(2nd in Series)
Part one of legislation passed at the Benicia Capitol in 1853 dealt with how we got the capitol in the first place. Part two concerns the matter of divorce, and property rights of women.

I found the following legislation from 1853 interesting for several of its relatively enlightened elements, and for its very loose “bed and board” proviso. Most interesting however is its handling of the age of consent and/or non-consent!

“An act concerning Divorces, passed March 25th, 1851 and approved April 1, 1853” Divorces from bed and board, or from the bonds of matrimony, may be granted.

FIRST: For natural impotence existing at the time of marriage.
SECOND: When the female, at the time of the alleged marriage, was under the age of fourteen years, and the alleged marriage was without the consent of her parents or guardian, or other person having the legal custody or charge of her person; and when such marriage was not voluntarily ratified on her part, after she had attained the age of fourteen years.
THIRD: By an act of adultery by either of the parties; but no divorce shall be granted upon the application of the party guilty of the act of adultery complained of, nor if it shall appear to the court that the adultery complained of was by collusion of the parties; nor when it shall appear that the parties have lived and cohabited together as man and wife, after knowledge of the act of adultery complained of.
FOURTH: For extreme cruelty in either party, or for habitual intemperance, or for willful desertion by either part for the period of two years; or for willful neglect on the part of the husband to provide for his wife the common necessaries of life, having the ability to provide the same, for the period of three years.
FIFTH: When the consent of either of the parties to the marriage was obtained by force of fraud, upon the application of the injured party.
SIXTH: In case of the conviction either party for a felony after marriage, where the punishment is not less than imprisonment for two years.
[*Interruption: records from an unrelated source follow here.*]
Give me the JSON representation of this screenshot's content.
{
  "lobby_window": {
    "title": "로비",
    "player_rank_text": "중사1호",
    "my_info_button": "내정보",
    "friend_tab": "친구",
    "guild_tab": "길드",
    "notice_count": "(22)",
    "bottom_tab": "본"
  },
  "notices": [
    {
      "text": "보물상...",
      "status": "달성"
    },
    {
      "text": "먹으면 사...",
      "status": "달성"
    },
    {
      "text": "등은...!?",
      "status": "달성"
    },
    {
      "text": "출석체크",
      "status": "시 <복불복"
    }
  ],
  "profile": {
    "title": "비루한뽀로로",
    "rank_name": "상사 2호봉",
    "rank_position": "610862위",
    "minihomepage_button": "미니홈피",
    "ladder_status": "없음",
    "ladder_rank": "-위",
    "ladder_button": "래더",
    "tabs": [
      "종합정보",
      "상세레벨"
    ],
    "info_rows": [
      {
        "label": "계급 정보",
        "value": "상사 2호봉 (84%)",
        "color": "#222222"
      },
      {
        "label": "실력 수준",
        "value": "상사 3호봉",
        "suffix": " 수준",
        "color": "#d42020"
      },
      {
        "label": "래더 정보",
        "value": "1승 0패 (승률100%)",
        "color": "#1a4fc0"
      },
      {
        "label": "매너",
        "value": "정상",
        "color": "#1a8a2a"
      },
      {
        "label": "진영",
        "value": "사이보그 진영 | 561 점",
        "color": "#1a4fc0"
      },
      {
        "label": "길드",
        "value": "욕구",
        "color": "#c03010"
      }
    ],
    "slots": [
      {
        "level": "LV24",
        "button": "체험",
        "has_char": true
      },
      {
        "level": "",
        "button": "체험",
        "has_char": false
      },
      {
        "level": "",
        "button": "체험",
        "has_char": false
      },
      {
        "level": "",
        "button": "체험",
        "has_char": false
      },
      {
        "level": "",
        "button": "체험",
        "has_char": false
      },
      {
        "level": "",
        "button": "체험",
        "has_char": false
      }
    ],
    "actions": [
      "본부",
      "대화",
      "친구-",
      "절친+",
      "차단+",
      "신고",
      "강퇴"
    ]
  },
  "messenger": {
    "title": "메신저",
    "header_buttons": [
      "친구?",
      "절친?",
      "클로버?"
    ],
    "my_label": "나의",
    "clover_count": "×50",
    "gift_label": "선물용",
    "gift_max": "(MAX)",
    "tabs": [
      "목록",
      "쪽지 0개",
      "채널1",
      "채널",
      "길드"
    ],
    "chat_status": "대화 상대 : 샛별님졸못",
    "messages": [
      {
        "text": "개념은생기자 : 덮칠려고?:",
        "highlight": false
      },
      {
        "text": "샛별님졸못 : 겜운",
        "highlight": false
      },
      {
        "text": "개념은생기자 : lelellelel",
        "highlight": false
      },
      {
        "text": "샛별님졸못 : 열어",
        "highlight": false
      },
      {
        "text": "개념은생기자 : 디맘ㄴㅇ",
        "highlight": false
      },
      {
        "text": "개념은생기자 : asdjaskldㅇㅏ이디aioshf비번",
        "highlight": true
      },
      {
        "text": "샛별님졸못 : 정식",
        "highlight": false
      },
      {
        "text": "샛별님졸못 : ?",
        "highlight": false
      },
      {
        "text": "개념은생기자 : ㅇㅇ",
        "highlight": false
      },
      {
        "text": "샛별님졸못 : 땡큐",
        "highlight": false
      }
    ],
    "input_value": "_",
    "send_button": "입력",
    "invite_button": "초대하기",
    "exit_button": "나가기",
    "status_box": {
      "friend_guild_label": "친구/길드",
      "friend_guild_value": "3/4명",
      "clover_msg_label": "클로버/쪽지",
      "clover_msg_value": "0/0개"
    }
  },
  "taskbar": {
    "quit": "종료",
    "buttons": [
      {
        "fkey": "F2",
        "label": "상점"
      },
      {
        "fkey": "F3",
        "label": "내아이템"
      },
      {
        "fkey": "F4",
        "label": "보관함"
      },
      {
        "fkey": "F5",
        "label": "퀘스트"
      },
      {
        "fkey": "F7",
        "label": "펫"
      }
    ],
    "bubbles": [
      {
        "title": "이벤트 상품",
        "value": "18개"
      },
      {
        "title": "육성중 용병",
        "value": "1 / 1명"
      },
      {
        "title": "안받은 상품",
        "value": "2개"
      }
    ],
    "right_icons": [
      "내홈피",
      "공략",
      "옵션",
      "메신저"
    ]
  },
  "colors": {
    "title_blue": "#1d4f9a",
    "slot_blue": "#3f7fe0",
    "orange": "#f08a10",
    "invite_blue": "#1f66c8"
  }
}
For a view of the property rights of women, the following Act just might not pass feminist scrutiny!

An Act To amend an Act entitled “An Act defining the rights of Husband and Wife,” passed April 17, 1850.

The people of the State of California, represented in Senate and Assembly, do enact as follows:

Section 1. The ninth section of the “Act defining the rights of Husband and Wife,” passed on April 17, 1850, is amended to read as follows: The husband shall have the entire management and control of the common property, with the like absolute power of disposition, as of his own separate estate; and the rents and profits of the separate estate of either husband or wife shall be deemed common property; unless in the case of the separate property of the wife, it shall be provided by the terms of the instrument whereby such property may have been bequeathed, devised or given to her, that the rents and profits thereof shall be applied to her sole and separate use; in which case the entire management and disposal of the rents and profits of such property shall belong to the wife, and shall not be liable for the debts of the husband.

Approved, May 12, 1853!